- Aimee Levitt
- The steak ‘n fries at Hutch
The first time I went to France was in the golden days before the euro, when the exchange rate was seven francs to the dollar. Maybe not so great as in the 20s or the 50s (which, of course, I regretted missing), but still pretty damned good. I felt extraordinarily wealthy. One of the benefits of this newfound imaginary wealth was that I could eat in nice restaurants. I was 23, just a few years removed from the college dining hall. I was still eating a lot of Kraft mac and cheese. The notion that I could eat in a nice restaurant that had not been paid for by my parents was a revelation to me.
Since Yelp did not yet exist, and since I spoke only enough French to assure French people that I was a harmless and well-meaning, though linguistically stupid, American (not the kind that walks into a store and bellows “ANYBODY HERE SPEAK ENGLISH?”, please no; it was a glorious day when I was mistaken for a Canadian), I was largely dependent on my friend Angela, who was letting me crash in her apartment. During the day, while she was at work, I wandered around the city and subsisted on cheese and baguettes and pain au chocolat, but in the evenings I would allow her to guide me wherever.
And thus I discovered the bistro.
I can’t remember what it was called or even where it was, though I suspect it was near her apartment because it was soon after I arrived and I was still a little jet-lagged. We’d become friends when she was still mourning the end of her junior year abroad; one of our first friendly excursions was to Old Orchard mall, where she railed against parking lots and chain restaurants, and although I’d spent my entire life till then in the suburbs, I totally agreed and was happy to listen to tales of a magical land called France where these things did not exist and instead there were poetically winding streets with boulangeries with superb croissants on every corner. When she got a job there after graduation, it was understood I would visit as soon as I possibly could.
My guidebook, which I’d gotten for free at a student travel agency because it was a couple of years out of date, lauded the bistro as a casual, unpretentious place that served simple meals, sort of the French equivalent of Olive Garden, except not a chain and without deep-fried lasagna and obscenely large portions. (The French people I met felt very superior about their national command of portion control. I would agree with them when they said Americans were obese and undisciplined, because I was a guest in their country and also because they were right, but secretly I wondered how they would handle the temptation of unlimited free bread sticks.)
This bistro was dimly lit and had lots of dark wood, nicely set off by a goblet of red wine. The menu was small. I ordered a pork cutlet glazed with honey. This seemed very fancy to me at the time. It was small and perfect, crisp on the edges, juicy in the middle. There were potatoes, I think, and carrots. I remember thinking I had never eaten anything so good that made me feel like an adult. As did the bill, which was modest enough that I could pay it like a grown-up, without flinching or guilt.

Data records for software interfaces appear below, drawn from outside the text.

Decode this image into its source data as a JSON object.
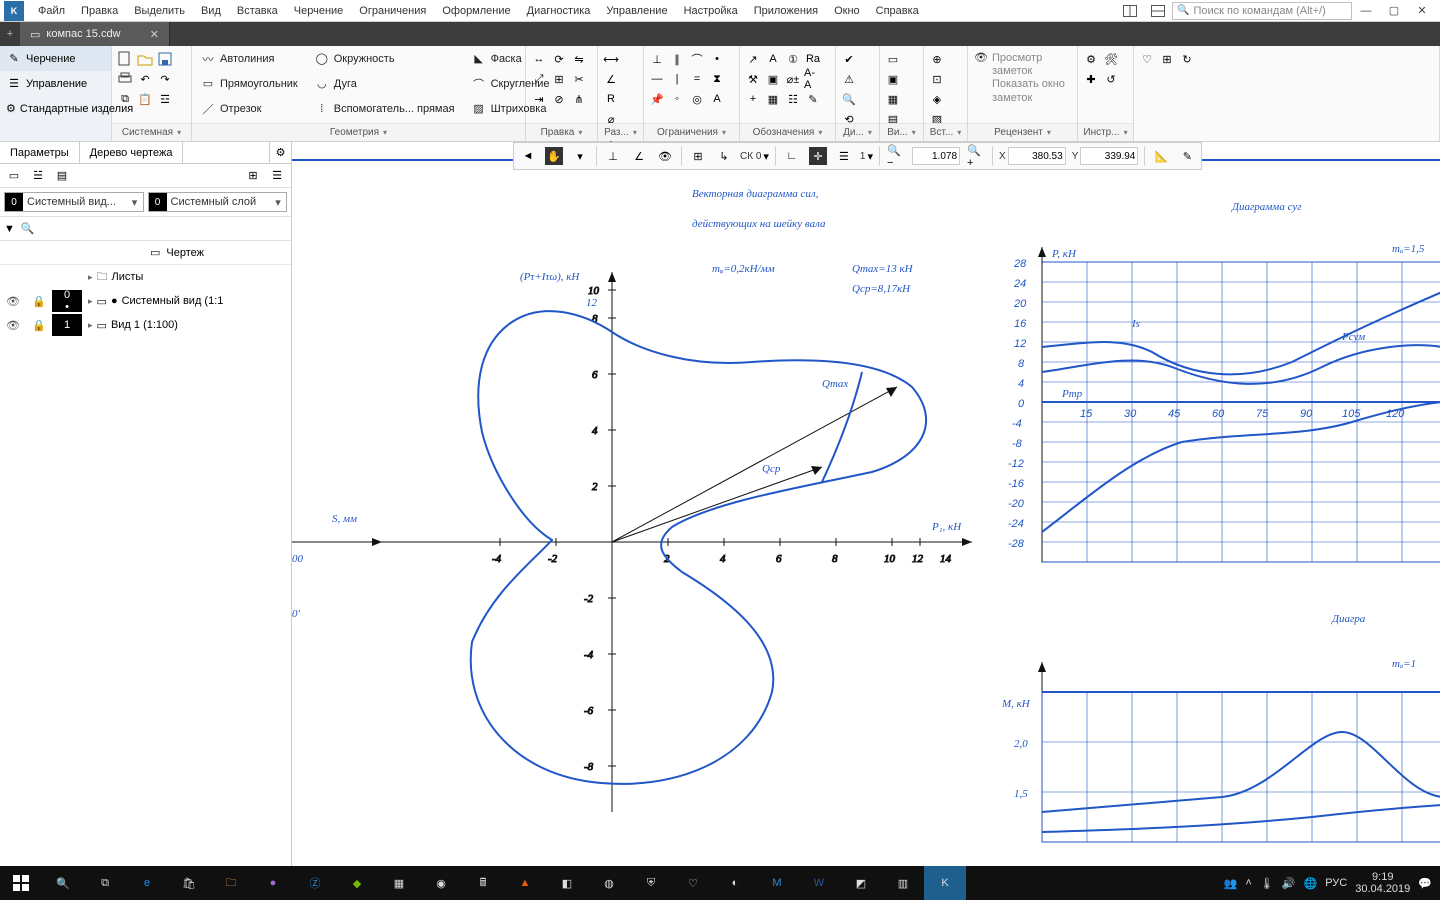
{
  "menubar": {
    "items": [
      "Файл",
      "Правка",
      "Выделить",
      "Вид",
      "Вставка",
      "Черчение",
      "Ограничения",
      "Оформление",
      "Диагностика",
      "Управление",
      "Настройка",
      "Приложения",
      "Окно",
      "Справка"
    ],
    "search_placeholder": "Поиск по командам (Alt+/)"
  },
  "tabbar": {
    "tab_label": "компас 15.cdw"
  },
  "ribbon": {
    "groups": {
      "g0_rows": [
        "Черчение",
        "Управление",
        "Стандартные изделия"
      ],
      "g1_label": "Системная",
      "g2_label": "Геометрия",
      "g2_items": [
        {
          "icon": "autoline",
          "label": "Автолиния"
        },
        {
          "icon": "rect",
          "label": "Прямоугольник"
        },
        {
          "icon": "segment",
          "label": "Отрезок"
        },
        {
          "icon": "circle",
          "label": "Окружность"
        },
        {
          "icon": "arc",
          "label": "Дуга"
        },
        {
          "icon": "helper",
          "label": "Вспомогатель... прямая"
        },
        {
          "icon": "chamfer",
          "label": "Фаска"
        },
        {
          "icon": "fillet",
          "label": "Скругление"
        },
        {
          "icon": "hatch",
          "label": "Штриховка"
        }
      ],
      "g3_label": "Правка",
      "g4_label": "Раз...",
      "g5_label": "Ограничения",
      "g6_label": "Обозначения",
      "g7_label": "Ди...",
      "g8_label": "Ви...",
      "g9_label": "Вст...",
      "review_title": "Просмотр заметок",
      "review_sub": "Показать окно заметок",
      "g10_label": "Рецензент",
      "g11_label": "Инстр..."
    }
  },
  "left": {
    "tab1": "Параметры",
    "tab2": "Дерево чертежа",
    "combo1": "Системный вид...",
    "combo1_num": "0",
    "combo2": "Системный слой",
    "combo2_num": "0",
    "filter_placeholder": "",
    "tree_root": "Чертеж",
    "tree_sheets": "Листы",
    "tree_view0": "Системный вид (1:1",
    "tree_view0_num": "0",
    "tree_view1": "Вид 1 (1:100)",
    "tree_view1_num": "1"
  },
  "canvastb": {
    "cs_label": "СК 0",
    "one_label": "1",
    "zoom": "1.078",
    "x_label": "X",
    "x": "380.53",
    "y_label": "Y",
    "y": "339.94"
  },
  "drawing": {
    "title1": "Векторная диаграмма сил,",
    "title2": "действующих на шейку вала",
    "axis_y": "(Pτ+Iτω), кН",
    "axis_x": "P₁, кН",
    "s_label": "S, мм",
    "mq": "mᵩ=0,2кН/мм",
    "qmax_info": "Qmax=13 кН",
    "qcp_info": "Qср=8,17кН",
    "qmax": "Qmax",
    "qcp": "Qср",
    "right_title": "Диаграмма суг",
    "right_axis": "P, кН",
    "right_m": "mₐ=1,5",
    "right_lbl_is": "Is",
    "right_lbl_psum": "Pсум",
    "right_lbl_pmp": "Pтр",
    "right2_title": "Диагра",
    "right2_axis": "M, кН",
    "right2_m": "mₐ=1"
  },
  "chart_data": [
    {
      "type": "line",
      "title": "Векторная диаграмма сил, действующих на шейку вала",
      "xlabel": "P₁, кН",
      "ylabel": "(Pτ+Iτω), кН",
      "xlim": [
        -6,
        14
      ],
      "ylim": [
        -10,
        12
      ],
      "annotations": [
        "Qmax=13 кН",
        "Qср=8,17кН",
        "mᵩ=0,2кН/мм"
      ],
      "series": [
        {
          "name": "vector-locus",
          "closed": true,
          "points": [
            [
              0,
              9.3
            ],
            [
              -1,
              10.2
            ],
            [
              -3,
              10.8
            ],
            [
              -4.5,
              10.2
            ],
            [
              -5.2,
              8.5
            ],
            [
              -5,
              6
            ],
            [
              -4,
              2
            ],
            [
              -3.4,
              0
            ],
            [
              -3,
              -0.8
            ],
            [
              -4.2,
              -2
            ],
            [
              -5.2,
              -4
            ],
            [
              -5,
              -6.8
            ],
            [
              -3.5,
              -8.3
            ],
            [
              -1,
              -9
            ],
            [
              1,
              -9.2
            ],
            [
              3,
              -8.8
            ],
            [
              5,
              -7.2
            ],
            [
              6,
              -5
            ],
            [
              5,
              -2.5
            ],
            [
              3,
              -1
            ],
            [
              2,
              0
            ],
            [
              4,
              1.5
            ],
            [
              7,
              2.3
            ],
            [
              9.5,
              3
            ],
            [
              11.8,
              4.5
            ],
            [
              12.5,
              6
            ],
            [
              11.5,
              7.4
            ],
            [
              9,
              8
            ],
            [
              5,
              8.2
            ],
            [
              2,
              8.5
            ],
            [
              0,
              9.3
            ]
          ]
        }
      ],
      "vectors": [
        {
          "name": "Qmax",
          "from": [
            0,
            0
          ],
          "to": [
            11.8,
            6.8
          ]
        },
        {
          "name": "Qср",
          "from": [
            0,
            0
          ],
          "to": [
            8,
            3
          ]
        }
      ]
    },
    {
      "type": "line",
      "title": "Диаграмма сум.",
      "xlabel": "",
      "ylabel": "P, кН",
      "xlim": [
        0,
        135
      ],
      "ylim": [
        -28,
        28
      ],
      "x_ticks": [
        15,
        30,
        45,
        60,
        75,
        90,
        105,
        120
      ],
      "y_ticks": [
        -28,
        -24,
        -20,
        -16,
        -12,
        -8,
        -4,
        0,
        4,
        8,
        12,
        16,
        20,
        24,
        28
      ],
      "series": [
        {
          "name": "Is",
          "values_hint": "oscillating upper curve"
        },
        {
          "name": "Pсум",
          "values_hint": "mid curve crossing near 60–90"
        },
        {
          "name": "Pтр",
          "values_hint": "near-zero line"
        }
      ]
    },
    {
      "type": "line",
      "title": "Диагра...",
      "xlabel": "",
      "ylabel": "M, кН",
      "ylim": [
        1.0,
        2.5
      ],
      "y_ticks": [
        1.5,
        2.0
      ]
    }
  ],
  "taskbar": {
    "lang": "РУС",
    "time": "9:19",
    "date": "30.04.2019"
  }
}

Did we have places like that in America? I tried to remember. None that I could afford. I didn’t think. Maybe one of my friends who had gone into consulting or investment banking would know?
Then I forgot about it, mostly, or, rather it got buried under a whole bunch of memories of other, more exotic meals (shellfish, with heads still attached) and strange adventures. Last week I found a stash of old photos of us from that trip. Then I went to review Hutch, an “American bistro” (formerly the European-inspired Socca) in Lakeview, and I remembered that other bistro. Like the other place, Hutch was full of dark wood and it was dimly lit, though by Edison bulbs instead of candles. The menu was full of simple food. No fusion. No tweezers. No foam. Meat and fish came to the table on beds of mashed potatoes.
I had the “steak ‘n fries,” the Americanized version of what in France would be called steak frites. It was everything you would ever want in a steak. The outside was lightly charred. The inside was juicy. It tasted meaty and sweet. All I know about its origins was that it was a New York strip. No one told me where the cow came from or what it ate when it was still alive. I probably should’ve cared. I probably should’ve asked our server. But I didn’t. I was in a happy food daze. I just ate.
One Saturday night visit is not enough to make a definitive statement about what kind of people go to Hutch. But based on what I saw, it appears that it’s a good place to go when your parents are in town and have offered to pay but don’t feel like exploring beyond the neighborhood. Twenty-three-year-old me would have looked at the posted menu, gawped at the prices, briefly considered getting a flatbread or a burger, and then walked over to a falafel place on Belmont. Present-day me, not on a reviewing assignment, would probably just go home. Which, I guess, makes it not quite the same as the Parisian bistro. That and the portion size. (Maybe if portions were smaller, restaurants would be less expensive? Could we, as a nation, stand for that?)
It made me sad. Even though the memory of the bistro had been buried for years and years, the dream revived. But then I glanced at the little tent of specials on our table. On Tuesdays, apparently, you can get steak ‘n fries for $12 instead of the usual $21. And now I am hoping that if the mood ever comes for steak frites, either for celebration or for comfort, the basic need for a bistro, it will come on a Tuesday.
Hutch, 3301 N. Clark, 773-248-1155, hutchchicago.com